== TASK GOAL ==
Copy out, from the entries below, each line holding the string "chevron".
----- DATA EXTRACTS
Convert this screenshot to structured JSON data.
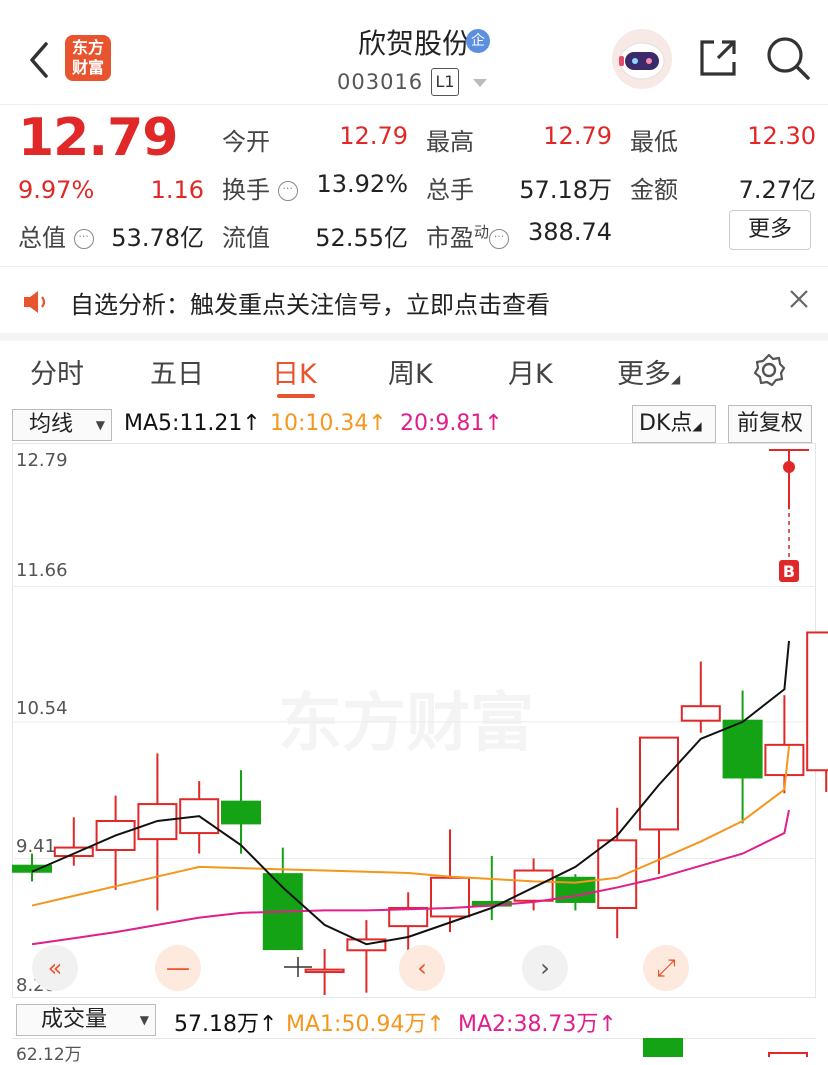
{
  "header": {
    "back_icon": "chevron-left-icon",
    "logo_text_line1": "东方",
    "logo_text_line2": "财富",
    "stock_name": "欣贺股份",
    "qi_badge": "企",
    "stock_code": "003016",
    "level_badge": "L1",
    "share_icon": "share-icon",
    "search_icon": "search-icon"
  },
  "quote": {
    "price": "12.79",
    "change_pct": "9.97%",
    "change_abs": "1.16",
    "fields": {
      "open_label": "今开",
      "open": "12.79",
      "high_label": "最高",
      "high": "12.79",
      "low_label": "最低",
      "low": "12.30",
      "turnover_label": "换手",
      "turnover": "13.92%",
      "volume_label": "总手",
      "volume": "57.18万",
      "amount_label": "金额",
      "amount": "7.27亿",
      "total_value_label": "总值",
      "total_value": "53.78亿",
      "float_value_label": "流值",
      "float_value": "52.55亿",
      "pe_label": "市盈",
      "pe_sup": "动",
      "pe": "388.74"
    },
    "more_label": "更多"
  },
  "notice": {
    "text": "自选分析：触发重点关注信号，立即点击查看",
    "speaker_icon": "speaker-icon",
    "close_icon": "close-icon"
  },
  "tabs": [
    {
      "label": "分时"
    },
    {
      "label": "五日"
    },
    {
      "label": "日K"
    },
    {
      "label": "周K"
    },
    {
      "label": "月K"
    },
    {
      "label": "更多"
    }
  ],
  "settings_icon": "gear-icon",
  "ma_bar": {
    "select_label": "均线",
    "ma5": "MA5:11.21↑",
    "ma10": "10:10.34↑",
    "ma20": "20:9.81↑",
    "dk_label": "DK点",
    "fq_label": "前复权"
  },
  "chart_data": {
    "type": "candlestick",
    "y_ticks": [
      "12.79",
      "11.66",
      "10.54",
      "9.41",
      "8.28"
    ],
    "ylim": [
      8.28,
      12.79
    ],
    "watermark": "东方财富",
    "marker": "B",
    "candles": [
      {
        "o": 9.35,
        "c": 9.3,
        "h": 9.45,
        "l": 9.22
      },
      {
        "o": 9.43,
        "c": 9.5,
        "h": 9.75,
        "l": 9.35
      },
      {
        "o": 9.48,
        "c": 9.72,
        "h": 9.93,
        "l": 9.15
      },
      {
        "o": 9.57,
        "c": 9.86,
        "h": 10.28,
        "l": 8.98
      },
      {
        "o": 9.62,
        "c": 9.9,
        "h": 10.05,
        "l": 9.45
      },
      {
        "o": 9.88,
        "c": 9.7,
        "h": 10.14,
        "l": 9.45
      },
      {
        "o": 9.28,
        "c": 8.66,
        "h": 9.5,
        "l": 8.66
      },
      {
        "o": 8.47,
        "c": 8.49,
        "h": 8.66,
        "l": 8.28
      },
      {
        "o": 8.65,
        "c": 8.74,
        "h": 8.9,
        "l": 8.3
      },
      {
        "o": 8.85,
        "c": 9.0,
        "h": 9.13,
        "l": 8.65
      },
      {
        "o": 8.93,
        "c": 9.25,
        "h": 9.65,
        "l": 8.8
      },
      {
        "o": 9.05,
        "c": 9.02,
        "h": 9.43,
        "l": 8.9
      },
      {
        "o": 9.06,
        "c": 9.31,
        "h": 9.41,
        "l": 8.98
      },
      {
        "o": 9.25,
        "c": 9.05,
        "h": 9.28,
        "l": 8.98
      },
      {
        "o": 9.0,
        "c": 9.56,
        "h": 9.83,
        "l": 8.75
      },
      {
        "o": 9.65,
        "c": 10.41,
        "h": 10.41,
        "l": 9.28
      },
      {
        "o": 10.55,
        "c": 10.67,
        "h": 11.04,
        "l": 10.45
      },
      {
        "o": 10.55,
        "c": 10.08,
        "h": 10.8,
        "l": 9.7
      },
      {
        "o": 10.1,
        "c": 10.35,
        "h": 10.76,
        "l": 9.95
      },
      {
        "o": 10.14,
        "c": 11.28,
        "h": 11.28,
        "l": 9.96
      },
      {
        "o": 12.3,
        "c": 12.79,
        "h": 12.79,
        "l": 12.3
      }
    ],
    "ma5": [
      9.3,
      9.45,
      9.6,
      9.72,
      9.76,
      9.52,
      9.17,
      8.86,
      8.7,
      8.76,
      8.88,
      9.0,
      9.17,
      9.34,
      9.6,
      10.02,
      10.4,
      10.54,
      10.81,
      11.21
    ],
    "ma10": [
      9.02,
      9.1,
      9.18,
      9.26,
      9.34,
      9.33,
      9.32,
      9.31,
      9.3,
      9.29,
      9.26,
      9.24,
      9.22,
      9.21,
      9.25,
      9.4,
      9.55,
      9.72,
      9.98,
      10.34
    ],
    "ma20": [
      8.7,
      8.75,
      8.8,
      8.86,
      8.92,
      8.96,
      8.97,
      8.98,
      8.98,
      8.99,
      9.0,
      9.02,
      9.05,
      9.1,
      9.17,
      9.25,
      9.35,
      9.45,
      9.62,
      9.81
    ]
  },
  "nav_icons": [
    "double-left-icon",
    "minus-icon",
    "chevron-left-icon",
    "chevron-right-icon",
    "expand-icon"
  ],
  "volume_bar": {
    "select_label": "成交量",
    "vol": "57.18万↑",
    "ma1": "MA1:50.94万↑",
    "ma2": "MA2:38.73万↑",
    "axis_top": "62.12万"
  },
  "colors": {
    "up": "#e02828",
    "down": "#14a314",
    "accent": "#e8542e",
    "ma5": "#111111",
    "ma10": "#f5961e",
    "ma20": "#e01e8c"
  }
}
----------
== RESULT FOR THIS TASK ==
    "back_icon": "chevron-left-icon",
    "chevron-left-icon",
    "chevron-right-icon",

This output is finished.